## About this exercise
This task is to restate all of the entries exactly.

## Input for this task
'''
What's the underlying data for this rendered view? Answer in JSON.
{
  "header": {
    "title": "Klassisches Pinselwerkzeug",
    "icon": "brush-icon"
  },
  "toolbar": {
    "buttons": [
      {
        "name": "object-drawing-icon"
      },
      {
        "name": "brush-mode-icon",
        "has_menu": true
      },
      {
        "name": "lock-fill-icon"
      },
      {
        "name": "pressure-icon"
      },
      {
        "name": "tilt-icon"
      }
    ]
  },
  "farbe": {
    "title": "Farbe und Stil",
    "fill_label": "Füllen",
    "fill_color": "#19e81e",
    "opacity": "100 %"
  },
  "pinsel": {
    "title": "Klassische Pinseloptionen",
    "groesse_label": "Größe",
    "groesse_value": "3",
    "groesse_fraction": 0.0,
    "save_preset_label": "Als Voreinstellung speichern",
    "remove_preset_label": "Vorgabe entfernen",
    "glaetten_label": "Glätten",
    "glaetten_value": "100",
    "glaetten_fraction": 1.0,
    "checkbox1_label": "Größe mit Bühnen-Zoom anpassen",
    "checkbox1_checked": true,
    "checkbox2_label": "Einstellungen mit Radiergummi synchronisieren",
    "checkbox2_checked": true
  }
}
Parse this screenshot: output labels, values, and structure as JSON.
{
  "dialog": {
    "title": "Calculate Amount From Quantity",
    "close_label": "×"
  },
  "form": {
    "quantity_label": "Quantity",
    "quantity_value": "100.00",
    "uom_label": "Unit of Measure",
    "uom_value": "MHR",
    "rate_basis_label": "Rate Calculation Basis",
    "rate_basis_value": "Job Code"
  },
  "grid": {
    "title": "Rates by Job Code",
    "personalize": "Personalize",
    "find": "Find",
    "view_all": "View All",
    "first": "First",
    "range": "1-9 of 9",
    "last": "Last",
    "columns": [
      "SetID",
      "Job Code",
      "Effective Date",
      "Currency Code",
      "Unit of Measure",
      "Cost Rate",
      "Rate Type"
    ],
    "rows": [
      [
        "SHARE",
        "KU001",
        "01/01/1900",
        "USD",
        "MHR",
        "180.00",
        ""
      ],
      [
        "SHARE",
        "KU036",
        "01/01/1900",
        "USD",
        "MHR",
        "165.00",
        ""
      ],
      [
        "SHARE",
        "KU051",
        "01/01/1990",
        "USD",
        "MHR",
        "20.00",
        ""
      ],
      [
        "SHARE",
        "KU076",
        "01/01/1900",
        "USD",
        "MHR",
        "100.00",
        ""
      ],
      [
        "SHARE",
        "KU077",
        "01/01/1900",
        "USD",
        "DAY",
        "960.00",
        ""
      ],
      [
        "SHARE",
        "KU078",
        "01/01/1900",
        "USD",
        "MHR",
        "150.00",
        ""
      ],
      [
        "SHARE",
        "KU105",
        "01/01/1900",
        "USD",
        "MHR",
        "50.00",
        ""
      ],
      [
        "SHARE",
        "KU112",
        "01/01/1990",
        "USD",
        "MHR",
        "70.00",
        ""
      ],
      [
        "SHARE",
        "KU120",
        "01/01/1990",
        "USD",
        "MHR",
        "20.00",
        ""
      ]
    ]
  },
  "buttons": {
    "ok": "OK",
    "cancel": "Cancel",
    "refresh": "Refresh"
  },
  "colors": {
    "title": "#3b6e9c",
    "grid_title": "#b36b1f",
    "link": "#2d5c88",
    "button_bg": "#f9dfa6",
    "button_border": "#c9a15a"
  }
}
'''
## Solution below
What's the underlying data for this rendered view? Answer in JSON.
{
  "header": {
    "title": "Klassisches Pinselwerkzeug",
    "icon": "brush-icon"
  },
  "toolbar": {
    "buttons": [
      {
        "name": "object-drawing-icon"
      },
      {
        "name": "brush-mode-icon",
        "has_menu": true
      },
      {
        "name": "lock-fill-icon"
      },
      {
        "name": "pressure-icon"
      },
      {
        "name": "tilt-icon"
      }
    ]
  },
  "farbe": {
    "title": "Farbe und Stil",
    "fill_label": "Füllen",
    "fill_color": "#19e81e",
    "opacity": "100 %"
  },
  "pinsel": {
    "title": "Klassische Pinseloptionen",
    "groesse_label": "Größe",
    "groesse_value": "3",
    "groesse_fraction": 0.0,
    "save_preset_label": "Als Voreinstellung speichern",
    "remove_preset_label": "Vorgabe entfernen",
    "glaetten_label": "Glätten",
    "glaetten_value": "100",
    "glaetten_fraction": 1.0,
    "checkbox1_label": "Größe mit Bühnen-Zoom anpassen",
    "checkbox1_checked": true,
    "checkbox2_label": "Einstellungen mit Radiergummi synchronisieren",
    "checkbox2_checked": true
  }
}
Parse this screenshot: output labels, values, and structure as JSON.
{
  "dialog": {
    "title": "Calculate Amount From Quantity",
    "close_label": "×"
  },
  "form": {
    "quantity_label": "Quantity",
    "quantity_value": "100.00",
    "uom_label": "Unit of Measure",
    "uom_value": "MHR",
    "rate_basis_label": "Rate Calculation Basis",
    "rate_basis_value": "Job Code"
  },
  "grid": {
    "title": "Rates by Job Code",
    "personalize": "Personalize",
    "find": "Find",
    "view_all": "View All",
    "first": "First",
    "range": "1-9 of 9",
    "last": "Last",
    "columns": [
      "SetID",
      "Job Code",
      "Effective Date",
      "Currency Code",
      "Unit of Measure",
      "Cost Rate",
      "Rate Type"
    ],
    "rows": [
      [
        "SHARE",
        "KU001",
        "01/01/1900",
        "USD",
        "MHR",
        "180.00",
        ""
      ],
      [
        "SHARE",
        "KU036",
        "01/01/1900",
        "USD",
        "MHR",
        "165.00",
        ""
      ],
      [
        "SHARE",
        "KU051",
        "01/01/1990",
        "USD",
        "MHR",
        "20.00",
        ""
      ],
      [
        "SHARE",
        "KU076",
        "01/01/1900",
        "USD",
        "MHR",
        "100.00",
        ""
      ],
      [
        "SHARE",
        "KU077",
        "01/01/1900",
        "USD",
        "DAY",
        "960.00",
        ""
      ],
      [
        "SHARE",
        "KU078",
        "01/01/1900",
        "USD",
        "MHR",
        "150.00",
        ""
      ],
      [
        "SHARE",
        "KU105",
        "01/01/1900",
        "USD",
        "MHR",
        "50.00",
        ""
      ],
      [
        "SHARE",
        "KU112",
        "01/01/1990",
        "USD",
        "MHR",
        "70.00",
        ""
      ],
      [
        "SHARE",
        "KU120",
        "01/01/1990",
        "USD",
        "MHR",
        "20.00",
        ""
      ]
    ]
  },
  "buttons": {
    "ok": "OK",
    "cancel": "Cancel",
    "refresh": "Refresh"
  },
  "colors": {
    "title": "#3b6e9c",
    "grid_title": "#b36b1f",
    "link": "#2d5c88",
    "button_bg": "#f9dfa6",
    "button_border": "#c9a15a"
  }
}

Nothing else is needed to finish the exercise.